“There were so many instances where the volunteers were able to trace those who attempted to double dip and even those who are in the habit of selling the therapeutic feeds. It was only possible because they know their community members well.” highlighted Maravi Dauda an FHI 360 Technical Officer for Health and Nutrition.

Hassan conducting mid-upper arm circumference (MUAC) screening. Photo credit: Jonah Haruna/FHI 360

Enhancing Economic Opportunities

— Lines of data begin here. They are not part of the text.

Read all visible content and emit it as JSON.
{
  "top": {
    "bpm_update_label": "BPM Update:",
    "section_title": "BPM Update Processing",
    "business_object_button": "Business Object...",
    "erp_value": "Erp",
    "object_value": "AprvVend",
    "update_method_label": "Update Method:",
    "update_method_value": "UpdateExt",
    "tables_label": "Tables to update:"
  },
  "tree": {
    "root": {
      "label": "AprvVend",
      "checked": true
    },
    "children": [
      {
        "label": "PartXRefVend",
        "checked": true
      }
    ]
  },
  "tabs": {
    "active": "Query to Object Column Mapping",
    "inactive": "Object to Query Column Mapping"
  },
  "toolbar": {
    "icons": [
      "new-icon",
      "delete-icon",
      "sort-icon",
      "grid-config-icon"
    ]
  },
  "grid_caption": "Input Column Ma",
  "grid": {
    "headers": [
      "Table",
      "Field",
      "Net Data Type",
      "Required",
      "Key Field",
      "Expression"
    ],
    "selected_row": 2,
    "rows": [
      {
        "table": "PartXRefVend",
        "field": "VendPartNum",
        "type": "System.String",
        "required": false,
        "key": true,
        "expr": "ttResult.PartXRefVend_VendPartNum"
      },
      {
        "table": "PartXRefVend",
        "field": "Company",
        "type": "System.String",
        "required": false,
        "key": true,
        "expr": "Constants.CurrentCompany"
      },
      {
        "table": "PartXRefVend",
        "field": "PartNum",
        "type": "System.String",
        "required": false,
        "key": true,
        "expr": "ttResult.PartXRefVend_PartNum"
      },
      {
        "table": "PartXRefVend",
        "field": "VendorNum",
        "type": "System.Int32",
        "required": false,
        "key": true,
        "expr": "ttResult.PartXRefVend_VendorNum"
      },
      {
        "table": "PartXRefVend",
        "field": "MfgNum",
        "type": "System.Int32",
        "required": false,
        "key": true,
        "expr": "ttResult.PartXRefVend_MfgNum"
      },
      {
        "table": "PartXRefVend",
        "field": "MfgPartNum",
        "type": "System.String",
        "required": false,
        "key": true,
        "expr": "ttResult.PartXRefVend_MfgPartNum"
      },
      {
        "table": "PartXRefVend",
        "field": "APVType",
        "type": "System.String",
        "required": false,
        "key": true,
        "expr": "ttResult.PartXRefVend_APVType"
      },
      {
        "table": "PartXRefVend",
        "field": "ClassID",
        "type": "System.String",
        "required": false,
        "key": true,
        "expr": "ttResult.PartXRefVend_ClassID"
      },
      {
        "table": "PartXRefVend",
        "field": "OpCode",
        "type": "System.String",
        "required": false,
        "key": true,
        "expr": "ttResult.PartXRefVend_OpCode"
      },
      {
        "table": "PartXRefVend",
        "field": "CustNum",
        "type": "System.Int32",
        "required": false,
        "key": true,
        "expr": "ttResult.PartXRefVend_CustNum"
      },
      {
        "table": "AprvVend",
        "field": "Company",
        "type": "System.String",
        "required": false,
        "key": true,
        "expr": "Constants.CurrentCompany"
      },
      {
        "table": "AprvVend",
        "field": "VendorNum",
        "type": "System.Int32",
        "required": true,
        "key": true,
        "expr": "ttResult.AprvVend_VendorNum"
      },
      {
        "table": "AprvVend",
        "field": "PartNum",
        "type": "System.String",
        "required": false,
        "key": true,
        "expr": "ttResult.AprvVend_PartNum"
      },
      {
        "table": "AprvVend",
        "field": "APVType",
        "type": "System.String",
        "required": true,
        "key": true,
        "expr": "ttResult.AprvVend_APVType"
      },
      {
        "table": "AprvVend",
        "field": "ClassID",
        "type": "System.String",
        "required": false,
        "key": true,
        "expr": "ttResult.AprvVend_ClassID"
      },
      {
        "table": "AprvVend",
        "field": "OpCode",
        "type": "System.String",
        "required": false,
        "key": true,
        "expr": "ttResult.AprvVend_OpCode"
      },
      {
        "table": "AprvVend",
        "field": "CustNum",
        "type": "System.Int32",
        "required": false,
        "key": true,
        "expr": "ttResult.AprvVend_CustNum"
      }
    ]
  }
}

Maryam Abba, also a volunteer works as a support group promoter for mother-to-mother groups in Ngala. A single mother of three, Maryam has been volunteering with FHI 360 for two years. The insecurity has led to the destruction of structures and means of livelihood for Maryam and her community members. With the stipends she earns from FHI 360, Maryam has been able to establish a side business: selling bean cakes which not only supplements her income but also provides for her family’s needs.

Despite the disorder caused by insecurity, Maryam finds solace and purpose in her work. Training sessions organized by FHI 360 enrich her understanding of nutrition’s critical role in supporting children affected by conflict.

“During the day, I work as a support group promoter for pregnant mothers and mothers of children under 5. In the evening, I go to my stall to fry and sell the local bean cake. I got the money to start the business from my volunteering work so now I comfortably pay my children’s needs.”

But beyond economic empowerment, Maryam has improved her skills through participation in the training organized by the FHI 360 nutrition team in Ngala.

“As the support group promoter, I work mainly with the mothers to provide community health education. We discuss topics such as balanced diets, breastfeeding, and the nutritional needs of the children. The trainings I attended organized by FHI 360 have enhanced my understanding of the importance of nutrition to children affected by the conflict.” says Maryam.

Moreover, Maryam finds fulfillment in facilitating discussions within her role, as it allows her to glean insights into the nutritional deficiencies present in the community. By fostering an environment where experiences and challenges are openly shared, she gains valuable knowledge that informs her approach. Maryam adeptly tailors her sessions to directly address these gaps, ensuring that her efforts are both relevant and impactful in meeting the community’s needs.

Hassan and Maryam’s stories exemplify how community volunteers support communities with knowledge and foster positive change from the grassroots level. Despite facing challenges, both individuals have shown remarkable dedication and resilience in their efforts to improve the well-being of those around them.

Maryam providing community health education during a session with a mother-to-mother group. Photo credit: Jonah Haruna/FHI/360

Since 2017, FHI 360 has been providing comprehensive nutrition programs including community-based management of acute malnutrition and infant and young child feeding (IYCF-E) in Emergency Interventions. Furthermore, Outpatient Therapeutic Programs (OTPs) were established to treat severe acute malnutrition (SAM) without complications with Ready to Use Therapeutic Food (RUTF), and three stabilization centers to admit cases of SAM with medical complications in Bama, Mobbar, and Ngala LGAs of Borno State.

In 2023, through the SURE-SN Project, FHI 360 with support from USAID admitted a total of 23,132 children (13,058 girls, 10,074 boys) into the Community Management of Acute Malnutrition (CMAM) program. This includes 10,252 SAM cases (9,325 into OTP and 927 into Stabilization Centre), and 12,880 Moderate Acute Malnutrition (MAM) admissions, achieving above 5 times the LOA target of 4,596. Through support group meetings, skilled counseling, lactational management, and community dialogues, a total of 47,889 individuals were reached.

Written by: Yakubu Fwangshak, Wachikma Mshelia